Docker : The Good Parts

I have been playing with Docker1 for a while. Initially, I had been using it like a hypervisor - spin up containers, play around with them, and shut them down. But in the past few days, I have recognised two very useful utilities of docker, that make life easier.

Docker as a deployment tool

This past week, I have been trying to deploy some of the projects I have worked on over the last two years. Each of these projects was different from the others: One was in Node.js, another was in Django, yet another in plain Python. I wanted them all to be running forever, didn’t want one to affect the others, and wanted them to be resistant to failure on account of changes to the environment in the server box. A perfect use case for docker.

Using docker to create a deployment environment involves writing a Dockerfile. Dockerfiles use a simple DSL which allows you to automate the steps you would normally manually take to create an image. Think of it as a make utility for deployment. The advantage of using docker is that it is portable; ie, the same container that you build and test on your laptop can run at scale, anywhere; in production, on VMs, bare metal, OpenStack clusters, public clouds etc.

You will find documentation and examples for Dockerfile here

Docker as an application sandbox

This is something that isn’t obvious on first thought. I remember that when I first heard about CoreOS, I had no idea how it would work. CoreOS is a minimal distro that contains just a Linux kernel and systemd and the root partition is completely read-only. It uses docker as a package manager to run applications on top of it. That means every user application will run in its own Linux container.2
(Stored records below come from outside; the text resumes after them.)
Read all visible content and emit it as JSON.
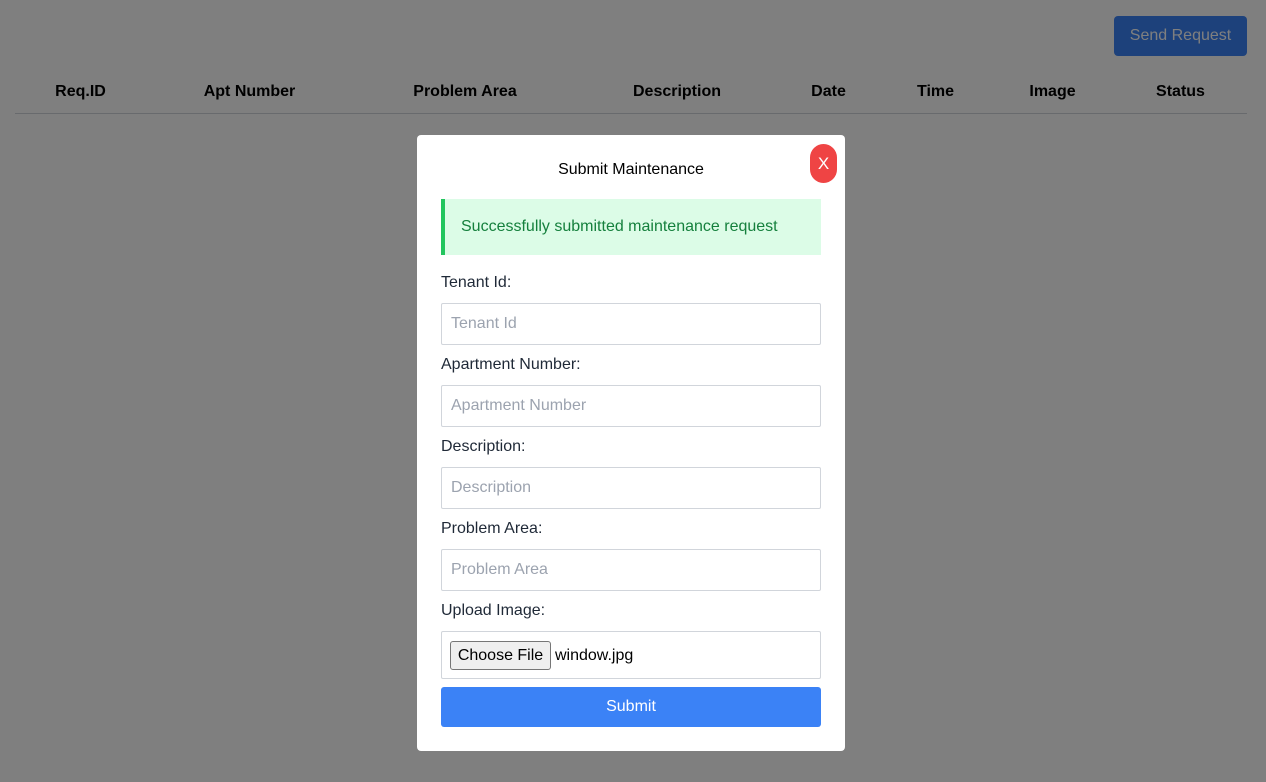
{
  "header": {
    "send_request_label": "Send Request"
  },
  "table": {
    "columns": [
      "Req.ID",
      "Apt Number",
      "Problem Area",
      "Description",
      "Date",
      "Time",
      "Image",
      "Status"
    ]
  },
  "modal": {
    "title": "Submit Maintenance",
    "close_label": "X",
    "alert": "Successfully submitted maintenance request",
    "fields": {
      "tenant_id": {
        "label": "Tenant Id:",
        "placeholder": "Tenant Id",
        "value": ""
      },
      "apartment_number": {
        "label": "Apartment Number:",
        "placeholder": "Apartment Number",
        "value": ""
      },
      "description": {
        "label": "Description:",
        "placeholder": "Description",
        "value": ""
      },
      "problem_area": {
        "label": "Problem Area:",
        "placeholder": "Problem Area",
        "value": ""
      }
    },
    "upload": {
      "label": "Upload Image:",
      "choose_file_label": "Choose File",
      "file_name": "window.jpg"
    },
    "submit_label": "Submit"
  },
  "colors": {
    "primary": "#3b82f6",
    "danger": "#ef4444",
    "success_bg": "#dcfce7",
    "success_border": "#22c55e",
    "success_text": "#15803d"
  }
}
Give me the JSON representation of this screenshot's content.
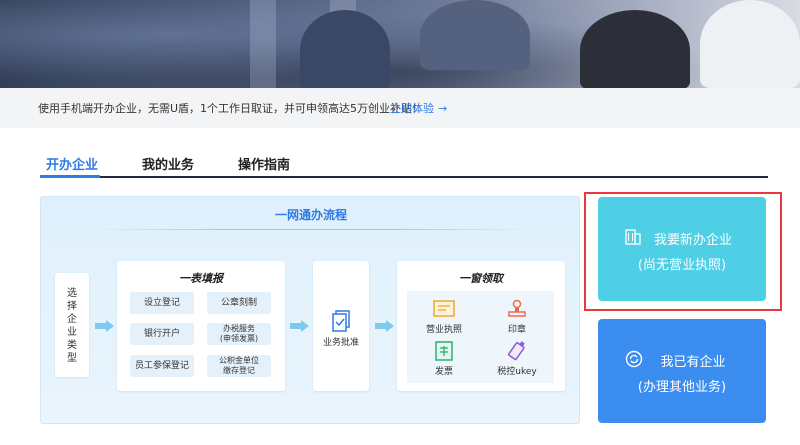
{
  "notice": {
    "text": "使用手机端开办企业，无需U盾，1个工作日取证，并可申领高达5万创业补贴！",
    "link": "立即体验",
    "arrow": "→"
  },
  "tabs": [
    {
      "label": "开办企业",
      "active": true
    },
    {
      "label": "我的业务",
      "active": false
    },
    {
      "label": "操作指南",
      "active": false
    }
  ],
  "flow": {
    "title": "一网通办流程",
    "select_type_chars": [
      "选",
      "择",
      "企",
      "业",
      "类",
      "型"
    ],
    "form": {
      "title": "一表填报",
      "items": [
        {
          "label": "设立登记"
        },
        {
          "label": "公章刻制"
        },
        {
          "label": "银行开户"
        },
        {
          "label": "办税服务",
          "sub": "(申领发票)"
        },
        {
          "label": "员工参保登记"
        },
        {
          "label": "公积金单位",
          "sub": "缴存登记"
        }
      ]
    },
    "approval": {
      "label": "业务批准",
      "icon": "document-check-icon"
    },
    "collect": {
      "title": "一窗领取",
      "items": [
        {
          "label": "营业执照",
          "icon": "license-icon"
        },
        {
          "label": "印章",
          "icon": "stamp-icon"
        },
        {
          "label": "发票",
          "icon": "invoice-icon"
        },
        {
          "label": "税控ukey",
          "icon": "ukey-icon"
        }
      ]
    }
  },
  "cards": {
    "new_company": {
      "line1": "我要新办企业",
      "line2": "(尚无营业执照)",
      "icon": "building-icon",
      "color": "#4fcfe6"
    },
    "existing_company": {
      "line1": "我已有企业",
      "line2": "(办理其他业务)",
      "icon": "refresh-circle-icon",
      "color": "#3c8df0"
    }
  },
  "colors": {
    "accent": "#2f7ae5",
    "highlight": "#e6393b"
  }
}
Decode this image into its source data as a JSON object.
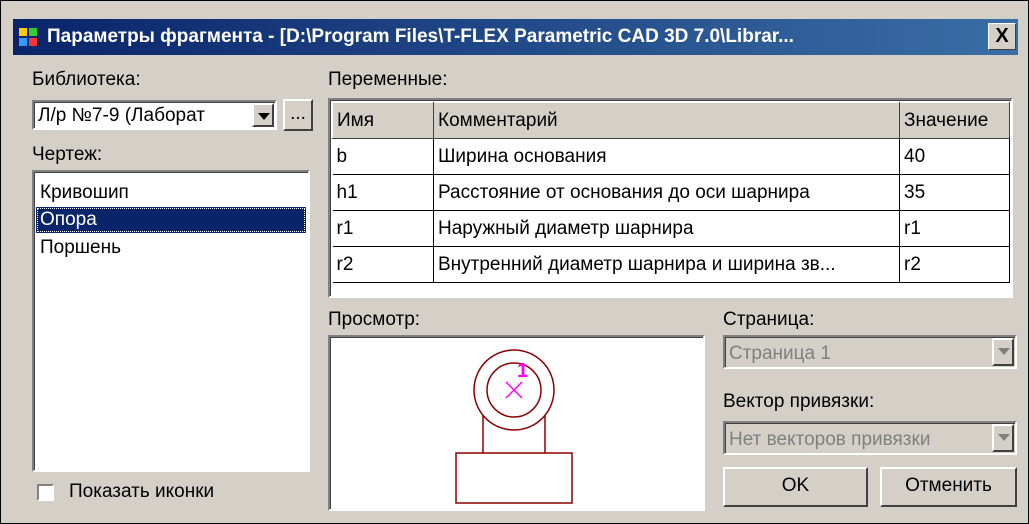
{
  "window": {
    "title": "Параметры фрагмента - [D:\\Program Files\\T-FLEX Parametric CAD 3D 7.0\\Librar...",
    "close_label": "X"
  },
  "library": {
    "label": "Библиотека:",
    "selected": "Л/р №7-9 (Лаборат",
    "browse_label": "..."
  },
  "drawing": {
    "label": "Чертеж:",
    "items": [
      "Кривошип",
      "Опора",
      "Поршень"
    ],
    "selected_index": 1
  },
  "show_icons": {
    "label": "Показать иконки",
    "checked": false
  },
  "variables": {
    "label": "Переменные:",
    "columns": [
      "Имя",
      "Комментарий",
      "Значение"
    ],
    "rows": [
      {
        "name": "b",
        "comment": "Ширина основания",
        "value": "40"
      },
      {
        "name": "h1",
        "comment": "Расстояние от основания до оси шарнира",
        "value": "35"
      },
      {
        "name": "r1",
        "comment": "Наружный диаметр шарнира",
        "value": "r1"
      },
      {
        "name": "r2",
        "comment": "Внутренний диаметр шарнира и ширина зв...",
        "value": "r2"
      }
    ]
  },
  "preview": {
    "label": "Просмотр:",
    "marker_text": "1",
    "line_color": "#8b0000",
    "marker_color": "#ff00ff"
  },
  "page": {
    "label": "Страница:",
    "selected": "Страница 1"
  },
  "anchor": {
    "label": "Вектор привязки:",
    "selected": "Нет векторов привязки"
  },
  "buttons": {
    "ok": "OK",
    "cancel": "Отменить"
  }
}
I have seen a lot of projects in Github that I found really interesting, but kept away from trying out because of the complexity of their setup. First you have to do this, then that … If there were a simple Dockerfile, that built the complete setup, then a single command would suffice. A great example for this is StackEdit, the markdown editor used to write this document. I wanted to have a local copy as I wanted to use it even I was offline. I found their Dockerfile in Github 3 , so all I needed to do was build a container, and run it as a daemon. I don’t need to worry about the version of node, nor of the dependencies nor anything else. If it’s worked for them, it’ll work for me. As simple as that!

Another container I’m running is that of octopress. All my attempts to setup octopress in my local system were failing for some unknown reason, so I wrote a simple Dockerfile4 to set it up. I now have a completely sandboxed octopress setup, that I can use for any number of octopress blogs without needing to install everything again. The instructions to do the same will be provided in the next blog entry.

Have you found additional use cases for docker? Is there anything wrong about all that I’ve said above? If so, let’s discuss it in Hacker news

Header image source: flickr/tristantaussac

Shrikrishna Holla

I’m a Full Stack Developer from Bengaluru, IN. I have authored a book on Docker called "Orchestrating Docker" and an online course called "Mastering Docker". I love Karnatic music and Science Fiction.

Bengaluru, India